→ TO DO: Your copy should match the records below word for word and contain no pictures.

☆ ☆ ☆ ☆ ☆

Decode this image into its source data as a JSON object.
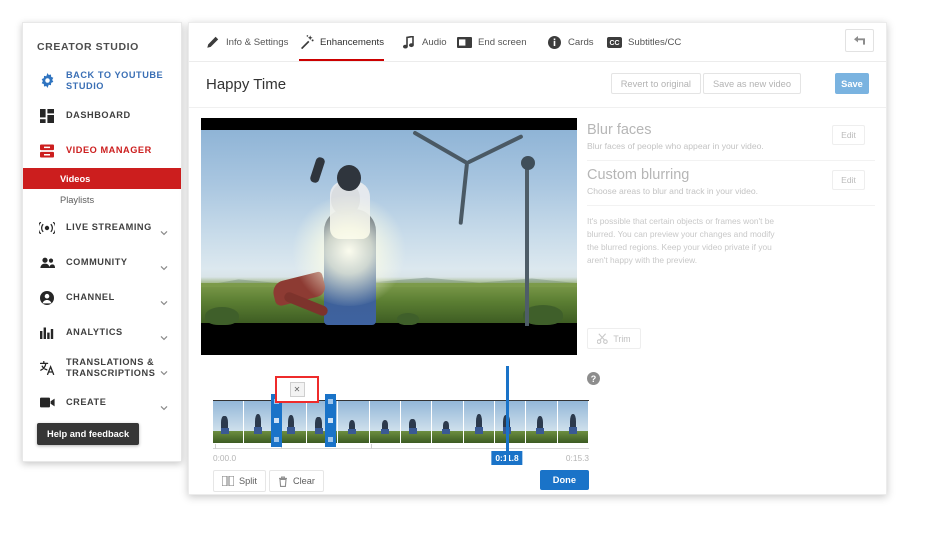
{
  "sidebar": {
    "title": "CREATOR STUDIO",
    "items": [
      {
        "label": "BACK TO YOUTUBE STUDIO",
        "icon": "gear-icon",
        "style": "blue",
        "chevron": false
      },
      {
        "label": "DASHBOARD",
        "icon": "dashboard-icon",
        "style": "dark",
        "chevron": false
      },
      {
        "label": "VIDEO MANAGER",
        "icon": "video-manager-icon",
        "style": "red",
        "chevron": false
      },
      {
        "label": "LIVE STREAMING",
        "icon": "live-streaming-icon",
        "style": "dark",
        "chevron": true
      },
      {
        "label": "COMMUNITY",
        "icon": "community-icon",
        "style": "dark",
        "chevron": true
      },
      {
        "label": "CHANNEL",
        "icon": "channel-icon",
        "style": "dark",
        "chevron": true
      },
      {
        "label": "ANALYTICS",
        "icon": "analytics-icon",
        "style": "dark",
        "chevron": true
      },
      {
        "label": "TRANSLATIONS & TRANSCRIPTIONS",
        "icon": "translations-icon",
        "style": "dark",
        "chevron": true
      },
      {
        "label": "CREATE",
        "icon": "create-icon",
        "style": "dark",
        "chevron": true
      }
    ],
    "sub_items": [
      {
        "label": "Videos",
        "active": true
      },
      {
        "label": "Playlists",
        "active": false
      }
    ],
    "help_button": "Help and feedback",
    "accent_red": "#cc1e1e",
    "accent_blue": "#3a6fb5"
  },
  "tabs": [
    {
      "label": "Info & Settings",
      "icon": "pencil-icon",
      "active": false
    },
    {
      "label": "Enhancements",
      "icon": "magic-wand-icon",
      "active": true
    },
    {
      "label": "Audio",
      "icon": "music-note-icon",
      "active": false
    },
    {
      "label": "End screen",
      "icon": "end-screen-icon",
      "active": false
    },
    {
      "label": "Cards",
      "icon": "info-circle-icon",
      "active": false
    },
    {
      "label": "Subtitles/CC",
      "icon": "closed-caption-icon",
      "active": false
    }
  ],
  "header": {
    "video_title": "Happy Time",
    "revert_label": "Revert to original",
    "save_as_new_label": "Save as new video",
    "save_label": "Save",
    "save_color": "#7ab3e0",
    "back_icon": "undo-arrow-icon"
  },
  "options": [
    {
      "title": "Blur faces",
      "desc": "Blur faces of people who appear in your video.",
      "edit_label": "Edit"
    },
    {
      "title": "Custom blurring",
      "desc": "Choose areas to blur and track in your video.",
      "edit_label": "Edit"
    }
  ],
  "note": "It's possible that certain objects or frames won't be blurred. You can preview your changes and modify the blurred regions. Keep your video private if you aren't happy with the preview.",
  "trim": {
    "label": "Trim",
    "icon": "scissors-icon"
  },
  "help_icon": "question-mark-icon",
  "timeline": {
    "delete_segment_label": "✕",
    "start_time": "0:00.0",
    "end_time": "0:15.3",
    "playhead_time": "0:11.8",
    "playhead_pct": 78.2,
    "handle_left_pct": 16.8,
    "handle_right_pct": 31.2,
    "frame_count": 12,
    "tick_positions": [
      0.5,
      18,
      42
    ],
    "accent_blue": "#1a73c8",
    "highlight_red": "#ee2b2b"
  },
  "controls": {
    "split_label": "Split",
    "split_icon": "split-icon",
    "clear_label": "Clear",
    "clear_icon": "trash-icon",
    "done_label": "Done"
  }
}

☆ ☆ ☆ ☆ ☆

→ EXERCISE RESULT:
Decode this image into its source data as a JSON object.
{
  "sidebar": {
    "title": "CREATOR STUDIO",
    "items": [
      {
        "label": "BACK TO YOUTUBE STUDIO",
        "icon": "gear-icon",
        "style": "blue",
        "chevron": false
      },
      {
        "label": "DASHBOARD",
        "icon": "dashboard-icon",
        "style": "dark",
        "chevron": false
      },
      {
        "label": "VIDEO MANAGER",
        "icon": "video-manager-icon",
        "style": "red",
        "chevron": false
      },
      {
        "label": "LIVE STREAMING",
        "icon": "live-streaming-icon",
        "style": "dark",
        "chevron": true
      },
      {
        "label": "COMMUNITY",
        "icon": "community-icon",
        "style": "dark",
        "chevron": true
      },
      {
        "label": "CHANNEL",
        "icon": "channel-icon",
        "style": "dark",
        "chevron": true
      },
      {
        "label": "ANALYTICS",
        "icon": "analytics-icon",
        "style": "dark",
        "chevron": true
      },
      {
        "label": "TRANSLATIONS & TRANSCRIPTIONS",
        "icon": "translations-icon",
        "style": "dark",
        "chevron": true
      },
      {
        "label": "CREATE",
        "icon": "create-icon",
        "style": "dark",
        "chevron": true
      }
    ],
    "sub_items": [
      {
        "label": "Videos",
        "active": true
      },
      {
        "label": "Playlists",
        "active": false
      }
    ],
    "help_button": "Help and feedback",
    "accent_red": "#cc1e1e",
    "accent_blue": "#3a6fb5"
  },
  "tabs": [
    {
      "label": "Info & Settings",
      "icon": "pencil-icon",
      "active": false
    },
    {
      "label": "Enhancements",
      "icon": "magic-wand-icon",
      "active": true
    },
    {
      "label": "Audio",
      "icon": "music-note-icon",
      "active": false
    },
    {
      "label": "End screen",
      "icon": "end-screen-icon",
      "active": false
    },
    {
      "label": "Cards",
      "icon": "info-circle-icon",
      "active": false
    },
    {
      "label": "Subtitles/CC",
      "icon": "closed-caption-icon",
      "active": false
    }
  ],
  "header": {
    "video_title": "Happy Time",
    "revert_label": "Revert to original",
    "save_as_new_label": "Save as new video",
    "save_label": "Save",
    "save_color": "#7ab3e0",
    "back_icon": "undo-arrow-icon"
  },
  "options": [
    {
      "title": "Blur faces",
      "desc": "Blur faces of people who appear in your video.",
      "edit_label": "Edit"
    },
    {
      "title": "Custom blurring",
      "desc": "Choose areas to blur and track in your video.",
      "edit_label": "Edit"
    }
  ],
  "note": "It's possible that certain objects or frames won't be blurred. You can preview your changes and modify the blurred regions. Keep your video private if you aren't happy with the preview.",
  "trim": {
    "label": "Trim",
    "icon": "scissors-icon"
  },
  "help_icon": "question-mark-icon",
  "timeline": {
    "delete_segment_label": "✕",
    "start_time": "0:00.0",
    "end_time": "0:15.3",
    "playhead_time": "0:11.8",
    "playhead_pct": 78.2,
    "handle_left_pct": 16.8,
    "handle_right_pct": 31.2,
    "frame_count": 12,
    "tick_positions": [
      0.5,
      18,
      42
    ],
    "accent_blue": "#1a73c8",
    "highlight_red": "#ee2b2b"
  },
  "controls": {
    "split_label": "Split",
    "split_icon": "split-icon",
    "clear_label": "Clear",
    "clear_icon": "trash-icon",
    "done_label": "Done"
  }
}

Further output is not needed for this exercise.